**Assignment**
Print every record exactly as it appears. Leave the pictures out.

━━━━━━━━━━

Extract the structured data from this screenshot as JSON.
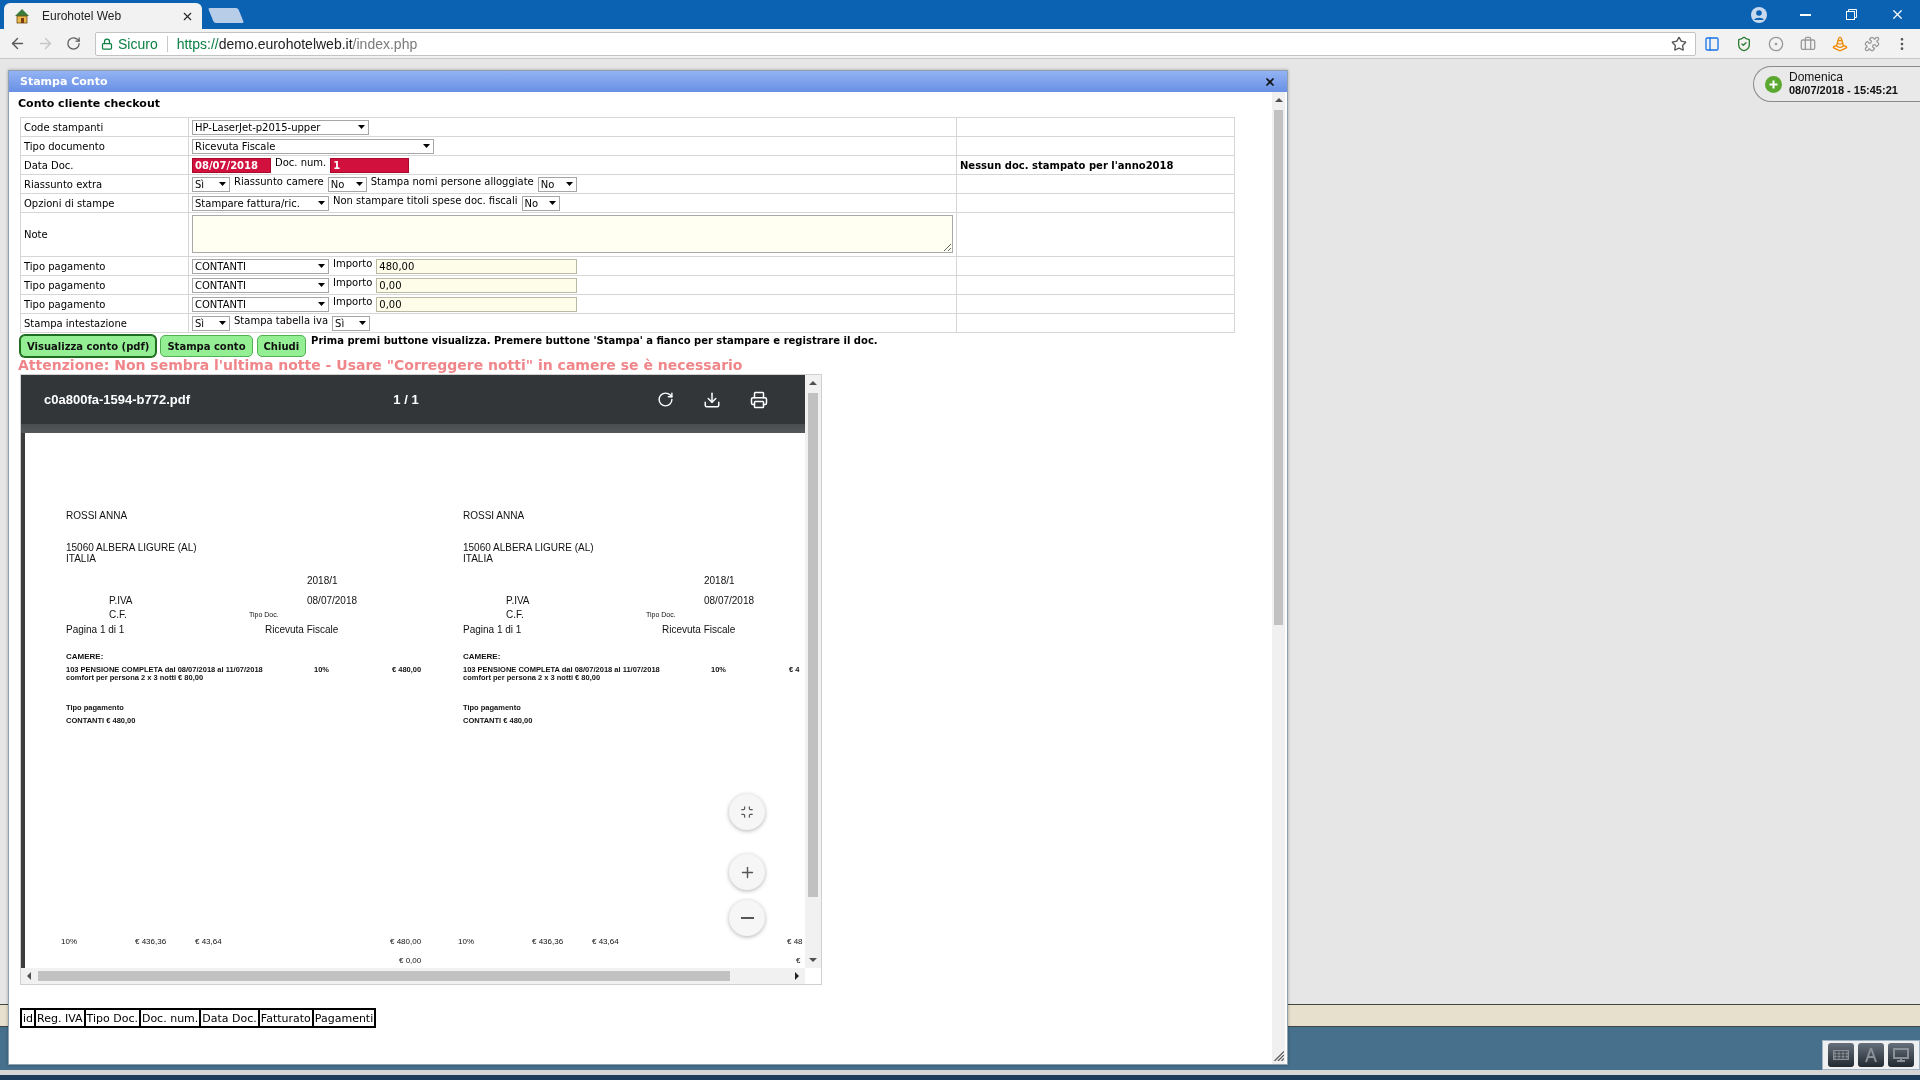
{
  "browser": {
    "tabs": [
      {
        "title": "Eurohotel Web",
        "selected": true
      }
    ],
    "navigation": {
      "back_enabled": true,
      "forward_enabled": false
    },
    "address_bar": {
      "security_label": "Sicuro",
      "url": {
        "scheme": "https://",
        "host": "demo.eurohotelweb.it",
        "path": "/index.php"
      }
    }
  },
  "clock": {
    "day": "Domenica",
    "datetime": "08/07/2018 - 15:45:21"
  },
  "dialog": {
    "title": "Stampa Conto",
    "subtitle": "Conto cliente checkout",
    "form_rows": [
      {
        "label": "Code stampanti",
        "controls": [
          {
            "kind": "select",
            "value": "HP-LaserJet-p2015-upper"
          }
        ]
      },
      {
        "label": "Tipo documento",
        "controls": [
          {
            "kind": "select",
            "value": "Ricevuta Fiscale"
          }
        ]
      },
      {
        "label": "Data Doc.",
        "controls": [
          {
            "kind": "input",
            "value": "08/07/2018",
            "highlighted": true
          },
          {
            "kind": "label",
            "text": "Doc. num."
          },
          {
            "kind": "input",
            "value": "1",
            "highlighted": true
          }
        ],
        "side_text": "Nessun doc. stampato per l'anno2018"
      },
      {
        "label": "Riassunto extra",
        "controls": [
          {
            "kind": "select",
            "value": "Sì"
          },
          {
            "kind": "label",
            "text": "Riassunto camere"
          },
          {
            "kind": "select",
            "value": "No"
          },
          {
            "kind": "label",
            "text": "Stampa nomi persone alloggiate"
          },
          {
            "kind": "select",
            "value": "No"
          }
        ]
      },
      {
        "label": "Opzioni di stampe",
        "controls": [
          {
            "kind": "select",
            "value": "Stampare fattura/ric."
          },
          {
            "kind": "label",
            "text": "Non stampare titoli spese doc. fiscali"
          },
          {
            "kind": "select",
            "value": "No"
          }
        ]
      },
      {
        "label": "Note",
        "controls": [
          {
            "kind": "textarea"
          }
        ]
      },
      {
        "label": "Tipo pagamento",
        "controls": [
          {
            "kind": "select",
            "value": "CONTANTI"
          },
          {
            "kind": "label",
            "text": "Importo"
          },
          {
            "kind": "input",
            "value": "480,00",
            "highlighted": false
          }
        ]
      },
      {
        "label": "Tipo pagamento",
        "controls": [
          {
            "kind": "select",
            "value": "CONTANTI"
          },
          {
            "kind": "label",
            "text": "Importo"
          },
          {
            "kind": "input",
            "value": "0,00",
            "highlighted": false
          }
        ]
      },
      {
        "label": "Tipo pagamento",
        "controls": [
          {
            "kind": "select",
            "value": "CONTANTI"
          },
          {
            "kind": "label",
            "text": "Importo"
          },
          {
            "kind": "input",
            "value": "0,00",
            "highlighted": false
          }
        ]
      },
      {
        "label": "Stampa intestazione",
        "controls": [
          {
            "kind": "select",
            "value": "Sì"
          },
          {
            "kind": "label",
            "text": "Stampa tabella iva"
          },
          {
            "kind": "select",
            "value": "Sì"
          }
        ]
      }
    ],
    "buttons": [
      {
        "label": "Visualizza conto (pdf)",
        "focused": true
      },
      {
        "label": "Stampa conto",
        "focused": false
      },
      {
        "label": "Chiudi",
        "focused": false
      }
    ],
    "hint": "Prima premi buttone visualizza. Premere buttone 'Stampa' a fianco per stampare e registrare il doc.",
    "warning": "Attenzione: Non sembra l'ultima notte - Usare \"Correggere notti\" in camere se è necessario",
    "pdf_viewer": {
      "filename": "c0a800fa-1594-b772.pdf",
      "page_indicator": "1 / 1",
      "document": {
        "copies": [
          {
            "customer": "ROSSI ANNA",
            "address": [
              "15060 ALBERA LIGURE (AL)",
              "ITALIA"
            ],
            "number": "2018/1",
            "vat_label": "P.IVA",
            "date": "08/07/2018",
            "tax_code_label": "C.F.",
            "doc_type_caption": "Tipo Doc.",
            "page": "Pagina 1 di 1",
            "doc_type": "Ricevuta Fiscale",
            "section": "CAMERE:",
            "item": {
              "lines": [
                "103 PENSIONE COMPLETA dal 08/07/2018 al 11/07/2018",
                "comfort per persona 2 x 3 notti € 80,00"
              ],
              "vat_rate": "10%",
              "amount": "€ 480,00"
            },
            "payment_heading": "Tipo pagamento",
            "payment": "CONTANTI € 480,00",
            "totals": {
              "vat_rate": "10%",
              "taxable": "€ 436,36",
              "tax": "€ 43,64",
              "total": "€ 480,00"
            },
            "extra": "€ 0,00"
          },
          {
            "customer": "ROSSI ANNA",
            "address": [
              "15060 ALBERA LIGURE (AL)",
              "ITALIA"
            ],
            "number": "2018/1",
            "vat_label": "P.IVA",
            "date": "08/07/2018",
            "tax_code_label": "C.F.",
            "doc_type_caption": "Tipo Doc.",
            "page": "Pagina 1 di 1",
            "doc_type": "Ricevuta Fiscale",
            "section": "CAMERE:",
            "item": {
              "lines": [
                "103 PENSIONE COMPLETA dal 08/07/2018 al 11/07/2018",
                "comfort per persona 2 x 3 notti € 80,00"
              ],
              "vat_rate": "10%",
              "amount": "€ 4"
            },
            "payment_heading": "Tipo pagamento",
            "payment": "CONTANTI € 480,00",
            "totals": {
              "vat_rate": "10%",
              "taxable": "€ 436,36",
              "tax": "€ 43,64",
              "total": "€ 48"
            },
            "extra": "€"
          }
        ]
      }
    },
    "history_table": {
      "columns": [
        "id",
        "Reg. IVA",
        "Tipo Doc.",
        "Doc. num.",
        "Data Doc.",
        "Fatturato",
        "Pagamenti"
      ]
    }
  }
}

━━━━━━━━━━

**Result of the exercise**
Extract the structured data from this screenshot as JSON.
{
  "browser": {
    "tabs": [
      {
        "title": "Eurohotel Web",
        "selected": true
      }
    ],
    "navigation": {
      "back_enabled": true,
      "forward_enabled": false
    },
    "address_bar": {
      "security_label": "Sicuro",
      "url": {
        "scheme": "https://",
        "host": "demo.eurohotelweb.it",
        "path": "/index.php"
      }
    }
  },
  "clock": {
    "day": "Domenica",
    "datetime": "08/07/2018 - 15:45:21"
  },
  "dialog": {
    "title": "Stampa Conto",
    "subtitle": "Conto cliente checkout",
    "form_rows": [
      {
        "label": "Code stampanti",
        "controls": [
          {
            "kind": "select",
            "value": "HP-LaserJet-p2015-upper"
          }
        ]
      },
      {
        "label": "Tipo documento",
        "controls": [
          {
            "kind": "select",
            "value": "Ricevuta Fiscale"
          }
        ]
      },
      {
        "label": "Data Doc.",
        "controls": [
          {
            "kind": "input",
            "value": "08/07/2018",
            "highlighted": true
          },
          {
            "kind": "label",
            "text": "Doc. num."
          },
          {
            "kind": "input",
            "value": "1",
            "highlighted": true
          }
        ],
        "side_text": "Nessun doc. stampato per l'anno2018"
      },
      {
        "label": "Riassunto extra",
        "controls": [
          {
            "kind": "select",
            "value": "Sì"
          },
          {
            "kind": "label",
            "text": "Riassunto camere"
          },
          {
            "kind": "select",
            "value": "No"
          },
          {
            "kind": "label",
            "text": "Stampa nomi persone alloggiate"
          },
          {
            "kind": "select",
            "value": "No"
          }
        ]
      },
      {
        "label": "Opzioni di stampe",
        "controls": [
          {
            "kind": "select",
            "value": "Stampare fattura/ric."
          },
          {
            "kind": "label",
            "text": "Non stampare titoli spese doc. fiscali"
          },
          {
            "kind": "select",
            "value": "No"
          }
        ]
      },
      {
        "label": "Note",
        "controls": [
          {
            "kind": "textarea"
          }
        ]
      },
      {
        "label": "Tipo pagamento",
        "controls": [
          {
            "kind": "select",
            "value": "CONTANTI"
          },
          {
            "kind": "label",
            "text": "Importo"
          },
          {
            "kind": "input",
            "value": "480,00",
            "highlighted": false
          }
        ]
      },
      {
        "label": "Tipo pagamento",
        "controls": [
          {
            "kind": "select",
            "value": "CONTANTI"
          },
          {
            "kind": "label",
            "text": "Importo"
          },
          {
            "kind": "input",
            "value": "0,00",
            "highlighted": false
          }
        ]
      },
      {
        "label": "Tipo pagamento",
        "controls": [
          {
            "kind": "select",
            "value": "CONTANTI"
          },
          {
            "kind": "label",
            "text": "Importo"
          },
          {
            "kind": "input",
            "value": "0,00",
            "highlighted": false
          }
        ]
      },
      {
        "label": "Stampa intestazione",
        "controls": [
          {
            "kind": "select",
            "value": "Sì"
          },
          {
            "kind": "label",
            "text": "Stampa tabella iva"
          },
          {
            "kind": "select",
            "value": "Sì"
          }
        ]
      }
    ],
    "buttons": [
      {
        "label": "Visualizza conto (pdf)",
        "focused": true
      },
      {
        "label": "Stampa conto",
        "focused": false
      },
      {
        "label": "Chiudi",
        "focused": false
      }
    ],
    "hint": "Prima premi buttone visualizza. Premere buttone 'Stampa' a fianco per stampare e registrare il doc.",
    "warning": "Attenzione: Non sembra l'ultima notte - Usare \"Correggere notti\" in camere se è necessario",
    "pdf_viewer": {
      "filename": "c0a800fa-1594-b772.pdf",
      "page_indicator": "1 / 1",
      "document": {
        "copies": [
          {
            "customer": "ROSSI ANNA",
            "address": [
              "15060 ALBERA LIGURE (AL)",
              "ITALIA"
            ],
            "number": "2018/1",
            "vat_label": "P.IVA",
            "date": "08/07/2018",
            "tax_code_label": "C.F.",
            "doc_type_caption": "Tipo Doc.",
            "page": "Pagina 1 di 1",
            "doc_type": "Ricevuta Fiscale",
            "section": "CAMERE:",
            "item": {
              "lines": [
                "103 PENSIONE COMPLETA dal 08/07/2018 al 11/07/2018",
                "comfort per persona 2 x 3 notti € 80,00"
              ],
              "vat_rate": "10%",
              "amount": "€ 480,00"
            },
            "payment_heading": "Tipo pagamento",
            "payment": "CONTANTI € 480,00",
            "totals": {
              "vat_rate": "10%",
              "taxable": "€ 436,36",
              "tax": "€ 43,64",
              "total": "€ 480,00"
            },
            "extra": "€ 0,00"
          },
          {
            "customer": "ROSSI ANNA",
            "address": [
              "15060 ALBERA LIGURE (AL)",
              "ITALIA"
            ],
            "number": "2018/1",
            "vat_label": "P.IVA",
            "date": "08/07/2018",
            "tax_code_label": "C.F.",
            "doc_type_caption": "Tipo Doc.",
            "page": "Pagina 1 di 1",
            "doc_type": "Ricevuta Fiscale",
            "section": "CAMERE:",
            "item": {
              "lines": [
                "103 PENSIONE COMPLETA dal 08/07/2018 al 11/07/2018",
                "comfort per persona 2 x 3 notti € 80,00"
              ],
              "vat_rate": "10%",
              "amount": "€ 4"
            },
            "payment_heading": "Tipo pagamento",
            "payment": "CONTANTI € 480,00",
            "totals": {
              "vat_rate": "10%",
              "taxable": "€ 436,36",
              "tax": "€ 43,64",
              "total": "€ 48"
            },
            "extra": "€"
          }
        ]
      }
    },
    "history_table": {
      "columns": [
        "id",
        "Reg. IVA",
        "Tipo Doc.",
        "Doc. num.",
        "Data Doc.",
        "Fatturato",
        "Pagamenti"
      ]
    }
  }
}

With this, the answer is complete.